Giant-Shimano was working hard and Clarke couldn’t survive. It was all about the lead-out as Tony Martin attempted to bring Renshaw forward while Sagan freelanced from wheel to wheel. As they came down the Rue de Rivoli it was a free-for-all with no-one in control but out of the chaos Giant-Shimano once again took charge.
Marcel Kittel yet again
Across the Place de la Concorde and onto the Champs Élysées and it looked as if Marcel Kittel had gone too soon. He seemed to be out on his own just as Alexander Kristoff came alongside and pulled ahead. But Kittel fired the afterburners and just came right back at him and overhauled the man from Oslo and was moving away as he crossed the line to ‘top and tale’ this fantastic Tour de France.
Behind the madness of the sprinters Nibali crossed the line with his arms in the air and the congratulations of his teammates all around him. He’s won his first Tour de France but if he can repeat the performance shown in this race then it won’t be his last. Everybody wanted a piece of the Italian Champion but Vinokourov was right there to make sure his rider got through to his family. And two Frenchmen on the podium…who’d have thought that back in Yorkshire?
The Nibali family
This has been one of the best Tours of recent years.

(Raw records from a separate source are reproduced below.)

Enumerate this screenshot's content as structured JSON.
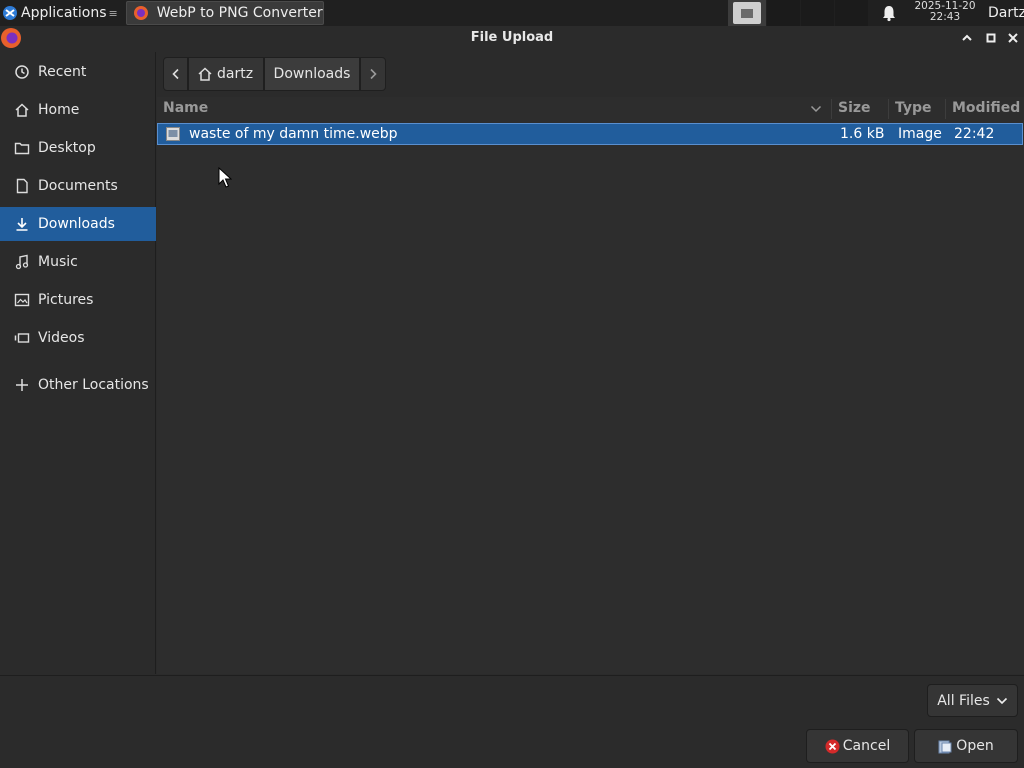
{
  "taskbar": {
    "applications_label": "Applications",
    "separator": "≡",
    "window_title": "WebP to PNG Converter ...",
    "clock_date": "2025-11-20",
    "clock_time": "22:43",
    "user": "Dartz"
  },
  "dialog": {
    "title": "File Upload"
  },
  "sidebar": {
    "items": [
      {
        "label": "Recent",
        "icon": "clock-icon"
      },
      {
        "label": "Home",
        "icon": "home-icon"
      },
      {
        "label": "Desktop",
        "icon": "folder-icon"
      },
      {
        "label": "Documents",
        "icon": "document-icon"
      },
      {
        "label": "Downloads",
        "icon": "download-icon",
        "active": true
      },
      {
        "label": "Music",
        "icon": "music-icon"
      },
      {
        "label": "Pictures",
        "icon": "pictures-icon"
      },
      {
        "label": "Videos",
        "icon": "video-icon"
      },
      {
        "label": "Other Locations",
        "icon": "plus-icon"
      }
    ]
  },
  "pathbar": {
    "home_label": "dartz",
    "current_label": "Downloads"
  },
  "filelist": {
    "columns": [
      "Name",
      "Size",
      "Type",
      "Modified"
    ],
    "rows": [
      {
        "name": "waste of my damn time.webp",
        "size": "1.6 kB",
        "type": "Image",
        "modified": "22:42",
        "selected": true
      }
    ]
  },
  "footer": {
    "filter_label": "All Files",
    "cancel_label": "Cancel",
    "open_label": "Open"
  },
  "colors": {
    "selection": "#215d9c",
    "background": "#2b2b2b",
    "cancel_icon": "#d42a2a"
  }
}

Stay tuned for Ed’s report from the Champs Élysées in Paris.
Tour de France Stage 21 Result:
1. Marcel Kittel (Ger) Giant-Shimano in 3:20:50
2. Alexander Kristoff (Nor) Katusha

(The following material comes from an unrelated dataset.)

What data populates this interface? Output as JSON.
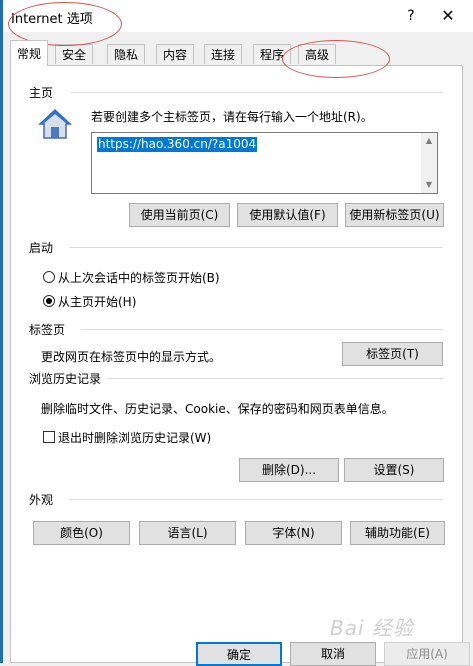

3. Ramunas Navardauskas (Ltu) Garmin-Sharp
4. André Greipel (Ger) Lotto Belisol
5. Mark Renshaw (Aus) Omega Pharma – Quick-Step
6. Bernhard Eisel (Aut) Sky
7. Bryan Coquard (Fra) Europcar
8. Alessandro Petacchi (Ita) Omega Pharma – Quick-Step
9. Peter Sagan (Svk) Cannondale
10. Romain Feillu (Fra) Bretagne-Seche Environnement.
Tour de France Stage 21 Result:
1. Vincenzo Nibali (Ita) Astana in 89:59:06
2. Jean-Christophe Péraud (Fra) AG2R-La Mondiale at 7:37
3. Thibaut Pinot (Fra) FDJ.fr at 8:15
4. Alejandro Valverde Belmonte (Spa) Movistar at 9:40
5. Tejay Van Garderen (USA) BMC at 11:24
6. Romain Bardet (Fra) AG2R-La Mondiale at 11:26
7. Leopold Konig (Cze) Netapp-Endura at 14:32
8. Haimar Zubeldia Agirre (Spa) Trek at 17:57
9. Laurens Ten Dam (Ned) Belkin at 18:11
10. Bauke Mollema (Ned) Belkin at 21:15
11. Pierre Rolland (Fra) Europcar at 23:07
12. Frank Schleck (Lux) Trek at 25:48
13. Jurgen Van Den Broeck (Bel) Lotto Belisol at 34:01
14. Yury Trofimov (Rus) Katusha at 36:41
15. Steven Kruijswijk (Ned) Belkin at 38:15
16. Brice Feillu (Fra) Bretagne-Seche Environnement at 43:59
17. Christopher Horner (USA) Lampre-Merida at 44:31
18. Mikel Nieve Iturralde (Spa) Sky at 46:31
19. John Gadret (Fra) Movistar at 47:30
20. Tanel Kangert (Est) Astana at 52:11
21. Ben Gastauer (Lux) AG2R-La Mondiale at 58:00
22. Geraint Thomas (GB) Sky at 59:14
23. Richie Porte (Aus) Sky at 1:01:08
24. Jan Bakelants (Bel) Omega Pharma-Quick Step at 1:06:28
25. Cyril Gautier (Fra) Europcar at 1:08:47.